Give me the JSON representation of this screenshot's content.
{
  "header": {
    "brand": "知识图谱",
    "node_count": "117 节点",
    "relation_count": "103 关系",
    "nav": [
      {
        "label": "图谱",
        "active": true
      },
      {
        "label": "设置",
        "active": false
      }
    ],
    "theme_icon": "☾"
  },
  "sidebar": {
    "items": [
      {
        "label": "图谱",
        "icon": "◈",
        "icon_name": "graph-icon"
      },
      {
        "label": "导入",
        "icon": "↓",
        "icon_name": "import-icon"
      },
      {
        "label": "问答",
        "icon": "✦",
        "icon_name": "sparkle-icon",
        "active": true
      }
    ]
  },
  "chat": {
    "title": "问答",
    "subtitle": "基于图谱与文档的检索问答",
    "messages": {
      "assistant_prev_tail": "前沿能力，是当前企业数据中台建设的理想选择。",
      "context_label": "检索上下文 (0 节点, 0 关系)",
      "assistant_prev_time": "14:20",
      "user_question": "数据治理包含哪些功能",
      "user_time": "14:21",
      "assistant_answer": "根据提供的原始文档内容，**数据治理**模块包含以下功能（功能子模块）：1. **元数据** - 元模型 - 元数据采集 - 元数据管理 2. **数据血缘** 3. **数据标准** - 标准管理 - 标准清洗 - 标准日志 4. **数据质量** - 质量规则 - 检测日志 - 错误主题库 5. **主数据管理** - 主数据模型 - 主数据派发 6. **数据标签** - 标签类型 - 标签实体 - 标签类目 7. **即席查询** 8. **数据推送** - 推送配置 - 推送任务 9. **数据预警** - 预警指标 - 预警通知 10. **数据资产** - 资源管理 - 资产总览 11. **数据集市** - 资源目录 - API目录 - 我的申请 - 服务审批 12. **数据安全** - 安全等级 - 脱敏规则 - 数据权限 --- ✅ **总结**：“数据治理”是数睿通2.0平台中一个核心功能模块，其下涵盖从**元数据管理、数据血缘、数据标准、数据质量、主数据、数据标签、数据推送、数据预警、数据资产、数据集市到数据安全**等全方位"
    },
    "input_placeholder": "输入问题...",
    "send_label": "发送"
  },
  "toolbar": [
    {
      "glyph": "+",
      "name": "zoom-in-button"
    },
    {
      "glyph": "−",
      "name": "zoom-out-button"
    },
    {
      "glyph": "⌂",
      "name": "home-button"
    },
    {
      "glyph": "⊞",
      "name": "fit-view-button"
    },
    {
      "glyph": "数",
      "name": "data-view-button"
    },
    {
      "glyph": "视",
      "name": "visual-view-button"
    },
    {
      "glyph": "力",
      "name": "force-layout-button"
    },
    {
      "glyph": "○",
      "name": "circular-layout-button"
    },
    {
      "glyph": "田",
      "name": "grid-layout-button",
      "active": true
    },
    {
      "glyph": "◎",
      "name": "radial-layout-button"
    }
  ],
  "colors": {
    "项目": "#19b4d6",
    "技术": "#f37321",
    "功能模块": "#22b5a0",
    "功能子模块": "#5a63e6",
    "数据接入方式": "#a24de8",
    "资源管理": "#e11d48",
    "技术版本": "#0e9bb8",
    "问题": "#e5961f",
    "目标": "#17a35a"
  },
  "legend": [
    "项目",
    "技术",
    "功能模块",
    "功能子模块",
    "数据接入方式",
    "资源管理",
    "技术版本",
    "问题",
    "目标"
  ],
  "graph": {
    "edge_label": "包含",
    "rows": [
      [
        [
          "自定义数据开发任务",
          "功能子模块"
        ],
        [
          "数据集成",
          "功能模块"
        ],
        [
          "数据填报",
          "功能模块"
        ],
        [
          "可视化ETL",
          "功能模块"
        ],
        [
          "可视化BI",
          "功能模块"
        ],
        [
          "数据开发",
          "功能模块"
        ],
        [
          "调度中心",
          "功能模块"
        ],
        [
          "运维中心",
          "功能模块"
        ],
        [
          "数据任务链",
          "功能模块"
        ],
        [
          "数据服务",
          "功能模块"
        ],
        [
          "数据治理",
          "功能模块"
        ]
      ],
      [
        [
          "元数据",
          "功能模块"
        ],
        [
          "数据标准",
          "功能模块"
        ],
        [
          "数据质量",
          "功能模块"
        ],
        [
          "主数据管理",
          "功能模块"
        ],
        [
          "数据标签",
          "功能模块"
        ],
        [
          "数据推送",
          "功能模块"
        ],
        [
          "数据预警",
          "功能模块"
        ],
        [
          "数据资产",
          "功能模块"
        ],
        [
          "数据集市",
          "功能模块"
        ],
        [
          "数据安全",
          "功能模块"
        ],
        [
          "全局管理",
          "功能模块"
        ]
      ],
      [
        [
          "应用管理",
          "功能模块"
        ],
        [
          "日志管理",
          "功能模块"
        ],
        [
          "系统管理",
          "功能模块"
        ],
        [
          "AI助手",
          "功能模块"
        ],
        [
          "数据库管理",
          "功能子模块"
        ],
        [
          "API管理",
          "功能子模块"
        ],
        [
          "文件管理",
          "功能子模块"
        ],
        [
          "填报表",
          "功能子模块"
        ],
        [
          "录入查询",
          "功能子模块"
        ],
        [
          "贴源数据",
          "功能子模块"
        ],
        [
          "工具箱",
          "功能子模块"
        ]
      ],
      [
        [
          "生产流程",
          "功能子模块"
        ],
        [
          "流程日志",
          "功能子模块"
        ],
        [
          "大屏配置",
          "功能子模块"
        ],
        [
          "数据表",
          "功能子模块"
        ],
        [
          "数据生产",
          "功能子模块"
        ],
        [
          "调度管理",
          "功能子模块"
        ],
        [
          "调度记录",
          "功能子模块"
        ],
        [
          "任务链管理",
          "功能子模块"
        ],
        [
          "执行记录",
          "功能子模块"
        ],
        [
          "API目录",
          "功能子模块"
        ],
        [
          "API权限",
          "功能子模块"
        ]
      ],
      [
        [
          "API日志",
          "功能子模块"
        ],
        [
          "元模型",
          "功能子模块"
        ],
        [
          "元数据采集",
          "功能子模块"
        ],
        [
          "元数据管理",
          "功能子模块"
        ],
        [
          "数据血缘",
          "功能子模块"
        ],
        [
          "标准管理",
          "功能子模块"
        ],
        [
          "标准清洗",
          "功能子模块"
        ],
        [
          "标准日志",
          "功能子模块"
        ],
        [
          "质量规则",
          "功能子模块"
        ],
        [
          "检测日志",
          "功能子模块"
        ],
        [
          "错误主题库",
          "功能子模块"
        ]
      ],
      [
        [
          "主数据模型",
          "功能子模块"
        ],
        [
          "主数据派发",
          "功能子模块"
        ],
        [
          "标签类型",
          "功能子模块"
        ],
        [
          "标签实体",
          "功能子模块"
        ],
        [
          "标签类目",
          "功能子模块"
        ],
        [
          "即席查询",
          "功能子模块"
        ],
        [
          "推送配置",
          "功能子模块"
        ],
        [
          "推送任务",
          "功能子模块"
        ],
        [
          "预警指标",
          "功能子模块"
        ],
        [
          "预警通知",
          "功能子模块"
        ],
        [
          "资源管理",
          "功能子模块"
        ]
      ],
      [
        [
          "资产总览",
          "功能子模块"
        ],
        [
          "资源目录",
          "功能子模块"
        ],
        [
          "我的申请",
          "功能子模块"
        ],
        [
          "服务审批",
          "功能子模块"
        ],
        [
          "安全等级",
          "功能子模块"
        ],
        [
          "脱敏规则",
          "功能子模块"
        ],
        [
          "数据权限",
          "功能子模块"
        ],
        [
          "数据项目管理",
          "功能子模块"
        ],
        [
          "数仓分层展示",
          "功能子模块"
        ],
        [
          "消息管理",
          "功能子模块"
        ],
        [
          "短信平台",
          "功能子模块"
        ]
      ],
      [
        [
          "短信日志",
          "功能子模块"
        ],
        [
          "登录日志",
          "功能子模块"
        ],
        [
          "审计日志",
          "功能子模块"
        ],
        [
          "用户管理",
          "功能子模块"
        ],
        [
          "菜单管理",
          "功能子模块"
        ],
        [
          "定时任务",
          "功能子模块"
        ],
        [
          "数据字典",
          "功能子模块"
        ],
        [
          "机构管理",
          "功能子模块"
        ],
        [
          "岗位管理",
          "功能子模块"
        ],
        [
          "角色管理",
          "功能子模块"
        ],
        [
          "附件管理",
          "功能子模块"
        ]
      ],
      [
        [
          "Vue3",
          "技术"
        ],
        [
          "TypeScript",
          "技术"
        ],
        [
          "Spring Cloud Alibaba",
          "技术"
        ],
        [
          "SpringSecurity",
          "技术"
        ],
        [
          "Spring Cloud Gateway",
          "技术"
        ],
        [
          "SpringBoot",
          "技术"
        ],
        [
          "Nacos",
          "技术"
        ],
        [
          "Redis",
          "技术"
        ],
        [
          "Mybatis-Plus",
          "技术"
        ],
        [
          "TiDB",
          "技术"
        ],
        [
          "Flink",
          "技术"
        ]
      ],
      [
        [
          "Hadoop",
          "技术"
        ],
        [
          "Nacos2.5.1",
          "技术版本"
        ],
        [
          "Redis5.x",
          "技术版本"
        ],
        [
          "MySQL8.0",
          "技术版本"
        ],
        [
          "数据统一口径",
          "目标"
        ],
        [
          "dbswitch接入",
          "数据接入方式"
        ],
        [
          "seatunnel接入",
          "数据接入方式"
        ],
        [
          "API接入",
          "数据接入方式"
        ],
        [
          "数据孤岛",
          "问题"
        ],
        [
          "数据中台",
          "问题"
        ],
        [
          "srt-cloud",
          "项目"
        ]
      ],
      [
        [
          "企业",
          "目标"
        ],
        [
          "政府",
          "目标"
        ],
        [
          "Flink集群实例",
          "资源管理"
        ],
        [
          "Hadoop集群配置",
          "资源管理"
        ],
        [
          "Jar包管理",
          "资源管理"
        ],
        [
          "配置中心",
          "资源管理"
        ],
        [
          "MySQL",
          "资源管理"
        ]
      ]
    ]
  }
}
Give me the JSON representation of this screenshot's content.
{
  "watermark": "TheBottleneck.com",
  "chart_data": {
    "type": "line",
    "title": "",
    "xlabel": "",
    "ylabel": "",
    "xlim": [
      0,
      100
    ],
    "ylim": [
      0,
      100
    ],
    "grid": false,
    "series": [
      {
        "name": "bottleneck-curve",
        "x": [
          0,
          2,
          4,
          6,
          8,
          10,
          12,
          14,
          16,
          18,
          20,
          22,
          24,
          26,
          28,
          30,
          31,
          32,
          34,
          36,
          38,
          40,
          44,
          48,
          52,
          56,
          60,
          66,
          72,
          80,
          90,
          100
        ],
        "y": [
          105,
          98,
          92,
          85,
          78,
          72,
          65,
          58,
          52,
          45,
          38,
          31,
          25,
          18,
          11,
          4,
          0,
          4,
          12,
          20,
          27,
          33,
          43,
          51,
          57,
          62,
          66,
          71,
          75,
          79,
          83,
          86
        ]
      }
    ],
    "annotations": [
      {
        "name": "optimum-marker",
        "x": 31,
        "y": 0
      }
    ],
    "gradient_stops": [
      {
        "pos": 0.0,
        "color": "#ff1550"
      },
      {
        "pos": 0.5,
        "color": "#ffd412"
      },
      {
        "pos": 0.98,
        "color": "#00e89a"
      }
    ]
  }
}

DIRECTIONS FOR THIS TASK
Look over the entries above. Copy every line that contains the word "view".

PROBLEM SOLUTION
      "name": "fit-view-button"
      "name": "data-view-button"
      "name": "visual-view-button"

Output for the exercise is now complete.